Albany-based AMRI ready to sue over generic Allegra
ALBANY AMRI is trying to stop India’s second-largest drug maker from pocketing millions from a generic form of anti-allergy drug Allegra expected to launch within the next 30 to 45 days.
AMRI filed a preliminary injunction against Dr. Reddy’s Laboratories in U.S. District Court for the District of New Jersey earlier this week in response to the March 17 decision by the U.S. Food and Drug Administration to allow Dr. Reddy’s to make a generic form of Allegra-D 24 Hour Extended Release Tablets.
“AMRI believes that the generic product of Dr. Reddy’s infringes on its intellectual property rights,” AMRI spokeswoman Andrea Schulz said in an e-mail.
The North American operations of French pharmaceutical maker Sanofi-aventis has joined AMRI in the injunction filing and is also part of AMRI’s existing patent infringement lawsuit against Dr. Reddy’s related to the manufacturing process for the active ingredient in various forms of Allegra filed in September.
Sanofi-aventis U.S. LLC is the exclusive licensee of multiple patents owned by AMRI relating to the manufacture of one of Allegra’s active ingredients, fexofenadine, according to Schulz. Sanofi-aventis is the company that markets Allegra D-24 as well as other Allegra products and is a successor to the company that brought Allegra to market.
The possible economic impact to AMRI as a result of the debut of an Allegra generic is unknown. But Dr. Reddy’s said last week it expects generic Allegra drug sales of $150 million to $200 million within three years.
Reports show Dr. Reddy’s also has first-to-file rights when the patent for Allegra D-24 expires in 2012, a status that can result in huge profits because of an exclusivity rule that prevents regulators from approving a similar generic within a 180-day period.

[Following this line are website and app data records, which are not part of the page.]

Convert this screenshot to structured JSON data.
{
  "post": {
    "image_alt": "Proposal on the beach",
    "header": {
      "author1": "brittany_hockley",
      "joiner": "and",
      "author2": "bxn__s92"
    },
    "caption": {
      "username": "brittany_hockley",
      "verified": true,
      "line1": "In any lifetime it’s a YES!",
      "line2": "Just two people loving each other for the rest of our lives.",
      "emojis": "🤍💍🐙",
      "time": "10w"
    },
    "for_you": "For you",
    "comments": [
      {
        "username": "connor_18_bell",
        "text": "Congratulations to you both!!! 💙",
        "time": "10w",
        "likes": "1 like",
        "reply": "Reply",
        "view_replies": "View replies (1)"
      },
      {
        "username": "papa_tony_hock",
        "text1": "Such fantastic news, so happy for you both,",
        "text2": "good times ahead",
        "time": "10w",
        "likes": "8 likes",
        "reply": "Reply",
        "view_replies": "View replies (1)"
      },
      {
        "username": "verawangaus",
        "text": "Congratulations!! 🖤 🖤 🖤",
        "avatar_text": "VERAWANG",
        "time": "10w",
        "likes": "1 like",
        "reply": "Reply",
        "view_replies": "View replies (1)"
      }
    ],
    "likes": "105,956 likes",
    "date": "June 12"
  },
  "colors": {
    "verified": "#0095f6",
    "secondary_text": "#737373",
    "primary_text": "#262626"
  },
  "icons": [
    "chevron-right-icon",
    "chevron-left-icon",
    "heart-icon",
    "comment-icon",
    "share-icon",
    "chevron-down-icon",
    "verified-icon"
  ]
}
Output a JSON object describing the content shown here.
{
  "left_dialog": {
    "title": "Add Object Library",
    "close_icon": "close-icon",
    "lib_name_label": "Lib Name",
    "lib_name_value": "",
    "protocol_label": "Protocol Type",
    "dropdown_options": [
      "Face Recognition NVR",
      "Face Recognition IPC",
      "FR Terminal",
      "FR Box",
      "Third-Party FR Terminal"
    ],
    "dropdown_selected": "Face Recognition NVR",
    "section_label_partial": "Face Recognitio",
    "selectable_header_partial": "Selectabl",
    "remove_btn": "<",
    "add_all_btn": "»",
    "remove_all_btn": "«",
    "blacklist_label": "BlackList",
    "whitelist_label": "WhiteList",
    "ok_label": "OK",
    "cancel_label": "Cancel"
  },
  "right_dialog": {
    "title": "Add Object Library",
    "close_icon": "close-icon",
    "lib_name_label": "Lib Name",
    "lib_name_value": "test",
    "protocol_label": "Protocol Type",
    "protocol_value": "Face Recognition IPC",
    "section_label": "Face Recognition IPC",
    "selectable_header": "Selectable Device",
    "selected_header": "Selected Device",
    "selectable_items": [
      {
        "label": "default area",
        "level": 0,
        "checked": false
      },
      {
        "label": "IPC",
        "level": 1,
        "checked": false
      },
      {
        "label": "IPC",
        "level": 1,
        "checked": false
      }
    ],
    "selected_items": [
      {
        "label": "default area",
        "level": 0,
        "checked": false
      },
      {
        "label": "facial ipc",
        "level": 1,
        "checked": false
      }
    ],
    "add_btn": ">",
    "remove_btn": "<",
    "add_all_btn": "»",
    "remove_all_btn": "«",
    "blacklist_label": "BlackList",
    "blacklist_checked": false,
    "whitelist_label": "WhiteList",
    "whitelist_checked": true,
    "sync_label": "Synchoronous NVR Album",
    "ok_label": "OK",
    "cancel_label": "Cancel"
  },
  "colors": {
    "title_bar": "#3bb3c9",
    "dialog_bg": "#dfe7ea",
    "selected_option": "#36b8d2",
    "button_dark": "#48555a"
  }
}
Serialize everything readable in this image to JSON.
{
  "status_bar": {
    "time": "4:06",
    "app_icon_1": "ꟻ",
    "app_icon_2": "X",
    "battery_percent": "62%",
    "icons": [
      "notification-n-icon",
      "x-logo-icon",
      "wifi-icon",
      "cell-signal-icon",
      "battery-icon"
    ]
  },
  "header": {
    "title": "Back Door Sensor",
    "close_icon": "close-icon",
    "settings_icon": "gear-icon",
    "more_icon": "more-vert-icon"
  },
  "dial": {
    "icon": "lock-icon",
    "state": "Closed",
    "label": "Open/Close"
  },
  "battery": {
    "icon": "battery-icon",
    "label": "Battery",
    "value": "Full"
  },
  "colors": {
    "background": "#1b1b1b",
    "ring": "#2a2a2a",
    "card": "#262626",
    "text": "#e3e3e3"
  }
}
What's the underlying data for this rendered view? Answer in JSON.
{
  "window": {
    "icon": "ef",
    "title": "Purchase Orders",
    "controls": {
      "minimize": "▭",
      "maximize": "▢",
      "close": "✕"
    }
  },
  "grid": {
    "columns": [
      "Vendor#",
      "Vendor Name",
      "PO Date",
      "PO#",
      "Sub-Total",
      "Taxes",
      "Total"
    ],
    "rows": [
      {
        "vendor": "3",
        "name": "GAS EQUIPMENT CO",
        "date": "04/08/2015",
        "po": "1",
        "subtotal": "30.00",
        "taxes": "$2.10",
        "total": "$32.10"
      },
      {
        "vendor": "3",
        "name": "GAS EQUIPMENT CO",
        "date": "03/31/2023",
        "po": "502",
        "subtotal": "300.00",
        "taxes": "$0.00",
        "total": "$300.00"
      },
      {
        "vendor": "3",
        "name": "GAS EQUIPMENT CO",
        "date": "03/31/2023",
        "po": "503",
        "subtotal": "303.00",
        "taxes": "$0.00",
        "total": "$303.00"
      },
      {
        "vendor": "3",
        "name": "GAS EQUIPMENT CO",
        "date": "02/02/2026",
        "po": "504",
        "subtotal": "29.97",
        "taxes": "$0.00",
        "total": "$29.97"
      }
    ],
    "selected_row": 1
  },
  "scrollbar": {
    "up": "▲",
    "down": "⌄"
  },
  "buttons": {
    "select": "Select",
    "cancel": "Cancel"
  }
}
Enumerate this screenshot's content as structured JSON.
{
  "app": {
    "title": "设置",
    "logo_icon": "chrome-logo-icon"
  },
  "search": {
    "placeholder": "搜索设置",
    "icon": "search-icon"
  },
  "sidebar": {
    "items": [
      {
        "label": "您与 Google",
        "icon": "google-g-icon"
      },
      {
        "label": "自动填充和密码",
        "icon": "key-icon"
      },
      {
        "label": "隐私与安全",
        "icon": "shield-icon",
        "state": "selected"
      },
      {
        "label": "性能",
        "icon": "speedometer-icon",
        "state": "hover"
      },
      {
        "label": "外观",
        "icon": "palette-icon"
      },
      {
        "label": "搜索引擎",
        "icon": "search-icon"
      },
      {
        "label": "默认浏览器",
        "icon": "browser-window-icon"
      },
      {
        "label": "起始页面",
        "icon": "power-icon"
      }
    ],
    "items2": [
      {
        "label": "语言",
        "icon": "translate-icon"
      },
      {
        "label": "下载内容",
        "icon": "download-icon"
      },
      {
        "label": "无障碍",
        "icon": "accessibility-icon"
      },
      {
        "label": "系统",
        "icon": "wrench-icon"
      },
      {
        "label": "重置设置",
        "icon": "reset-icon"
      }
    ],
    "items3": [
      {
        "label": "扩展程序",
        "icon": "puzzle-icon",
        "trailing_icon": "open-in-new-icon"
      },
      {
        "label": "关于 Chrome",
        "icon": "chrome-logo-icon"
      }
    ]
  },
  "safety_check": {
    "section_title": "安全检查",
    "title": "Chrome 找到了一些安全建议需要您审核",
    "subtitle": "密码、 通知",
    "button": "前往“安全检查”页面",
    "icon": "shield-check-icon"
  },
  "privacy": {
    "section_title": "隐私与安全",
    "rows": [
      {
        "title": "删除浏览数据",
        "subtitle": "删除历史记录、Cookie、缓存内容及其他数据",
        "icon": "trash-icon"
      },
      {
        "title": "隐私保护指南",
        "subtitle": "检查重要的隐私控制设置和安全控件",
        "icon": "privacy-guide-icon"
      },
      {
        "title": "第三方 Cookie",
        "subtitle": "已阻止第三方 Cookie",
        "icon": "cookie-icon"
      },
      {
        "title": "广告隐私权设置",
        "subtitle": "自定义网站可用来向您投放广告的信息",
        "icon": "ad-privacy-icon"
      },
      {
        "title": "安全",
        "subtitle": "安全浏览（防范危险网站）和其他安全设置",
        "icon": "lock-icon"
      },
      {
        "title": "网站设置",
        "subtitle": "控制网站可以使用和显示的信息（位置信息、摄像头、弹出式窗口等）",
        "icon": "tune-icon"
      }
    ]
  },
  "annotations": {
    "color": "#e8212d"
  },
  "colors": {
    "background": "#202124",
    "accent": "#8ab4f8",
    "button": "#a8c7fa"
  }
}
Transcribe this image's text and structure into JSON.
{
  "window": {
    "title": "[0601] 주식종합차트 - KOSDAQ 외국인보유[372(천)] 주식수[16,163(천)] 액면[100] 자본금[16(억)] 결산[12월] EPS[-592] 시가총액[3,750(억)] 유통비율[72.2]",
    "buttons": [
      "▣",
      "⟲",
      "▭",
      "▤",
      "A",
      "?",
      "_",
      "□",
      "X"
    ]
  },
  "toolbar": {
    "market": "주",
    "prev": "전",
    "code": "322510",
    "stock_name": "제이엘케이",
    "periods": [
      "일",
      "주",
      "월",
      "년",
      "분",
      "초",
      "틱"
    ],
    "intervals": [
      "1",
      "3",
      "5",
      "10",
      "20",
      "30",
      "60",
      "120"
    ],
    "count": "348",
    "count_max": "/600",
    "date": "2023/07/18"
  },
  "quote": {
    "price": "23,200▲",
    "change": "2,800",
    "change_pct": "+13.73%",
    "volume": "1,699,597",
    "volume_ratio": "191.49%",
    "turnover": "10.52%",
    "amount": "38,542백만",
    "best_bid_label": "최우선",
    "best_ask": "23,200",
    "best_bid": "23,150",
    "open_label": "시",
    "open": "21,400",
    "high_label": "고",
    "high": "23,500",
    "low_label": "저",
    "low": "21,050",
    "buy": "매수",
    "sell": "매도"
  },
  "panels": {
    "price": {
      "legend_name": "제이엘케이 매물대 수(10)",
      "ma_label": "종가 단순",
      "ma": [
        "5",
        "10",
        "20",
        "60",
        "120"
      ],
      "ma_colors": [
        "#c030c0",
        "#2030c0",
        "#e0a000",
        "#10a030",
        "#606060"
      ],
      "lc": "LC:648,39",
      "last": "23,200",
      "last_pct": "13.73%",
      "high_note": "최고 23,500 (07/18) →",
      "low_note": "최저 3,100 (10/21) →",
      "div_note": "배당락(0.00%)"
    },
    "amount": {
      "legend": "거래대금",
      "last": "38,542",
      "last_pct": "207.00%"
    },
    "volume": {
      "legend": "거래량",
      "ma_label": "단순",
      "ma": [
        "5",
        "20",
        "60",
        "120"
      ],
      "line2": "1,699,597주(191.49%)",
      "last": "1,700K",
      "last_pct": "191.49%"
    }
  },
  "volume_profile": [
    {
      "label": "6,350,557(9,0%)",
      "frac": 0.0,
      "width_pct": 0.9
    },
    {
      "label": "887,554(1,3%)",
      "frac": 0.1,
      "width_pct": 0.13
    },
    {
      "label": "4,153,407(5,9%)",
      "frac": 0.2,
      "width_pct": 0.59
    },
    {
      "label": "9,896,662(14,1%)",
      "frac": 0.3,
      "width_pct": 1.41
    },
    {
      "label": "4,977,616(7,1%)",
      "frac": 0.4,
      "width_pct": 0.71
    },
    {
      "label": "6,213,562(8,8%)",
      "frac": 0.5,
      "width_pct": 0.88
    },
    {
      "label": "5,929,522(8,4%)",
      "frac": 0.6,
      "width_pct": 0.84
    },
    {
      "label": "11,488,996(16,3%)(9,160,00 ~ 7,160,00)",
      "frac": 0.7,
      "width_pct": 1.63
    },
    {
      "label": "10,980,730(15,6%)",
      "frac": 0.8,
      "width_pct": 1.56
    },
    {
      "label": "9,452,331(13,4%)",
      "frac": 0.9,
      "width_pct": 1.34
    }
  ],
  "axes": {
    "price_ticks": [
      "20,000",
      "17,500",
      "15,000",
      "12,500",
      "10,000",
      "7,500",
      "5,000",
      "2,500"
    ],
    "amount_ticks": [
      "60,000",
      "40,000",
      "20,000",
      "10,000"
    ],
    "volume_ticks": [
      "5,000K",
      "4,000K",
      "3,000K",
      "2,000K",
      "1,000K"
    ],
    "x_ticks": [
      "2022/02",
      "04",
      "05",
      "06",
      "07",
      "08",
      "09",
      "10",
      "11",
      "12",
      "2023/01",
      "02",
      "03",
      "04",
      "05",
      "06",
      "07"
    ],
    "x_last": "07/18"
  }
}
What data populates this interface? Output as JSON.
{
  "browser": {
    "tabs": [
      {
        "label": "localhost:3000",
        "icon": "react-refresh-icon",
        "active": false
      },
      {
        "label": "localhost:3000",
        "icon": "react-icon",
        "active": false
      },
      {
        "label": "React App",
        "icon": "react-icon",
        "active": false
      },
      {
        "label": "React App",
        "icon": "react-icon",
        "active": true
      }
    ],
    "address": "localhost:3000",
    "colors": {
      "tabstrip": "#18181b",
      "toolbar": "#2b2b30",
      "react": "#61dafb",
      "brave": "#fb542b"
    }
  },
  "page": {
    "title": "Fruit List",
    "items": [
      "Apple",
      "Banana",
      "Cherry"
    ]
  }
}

A spokesman for Dr. Reddy’s could not be reached for comment Wednesday.
AMRI, formerly Albany Molecular Research Inc., focuses on drug discovery and development projects along with creating active ingredients and chemicals for health care companies. Its royalty payments from sales of Allegra and generic forms of Allegra jumped 23 percent to $34.9 million in 2009. Overall sales were down 14 percent to $196.4 million last year, compared with 2008.
Experts say when a generic drug comes to market, the innovator drug company can lose up to 50 to 70 percent of its revenue.
According to Nathan Tinker, executive director of the New York Biotechnology Association, biopharmaceutical companies typically spend $700 million to $1 billion to bring a drug to market while investing research and capital over a 10- to 15-year period. Even with such a substantial investment, there is often little patent life left for the drug once it is brought to market, since patents last for only 20 years.
“Protecting that asset for as long as you can is in the interest of the innovator company,” Tinker said.
The Capital Region is home to at least 52 biopharmaceutical establishments that employ more than 16,000 people locally, according to NYBA, which lists companies like AMRI, AngioDynamics, and Taconic in the forefront of the region’s biopharmaceutical industry.
The area’s universities and hospitals make it an attractive place for clinical trials and ongoing studies related to drug development, NYBA said.
Tinker said generics, depending on how they are brought to market, can actually be beneficial for the company that developed the drug.
“It’s actually good for competition to have generics enter the marketplace and drive the innovators to greater levels of innovation. That said, the innovator companies have a clear right to recoup their costs and repay their investors and make sure they are making the money needed to reinvest in the next generation of drugs and pharmaceuticals,” Tinker said. “It’s a balancing act between the amount of time and money that goes into an original innovator drug and the time and expense of bringing a generic into competition with it.”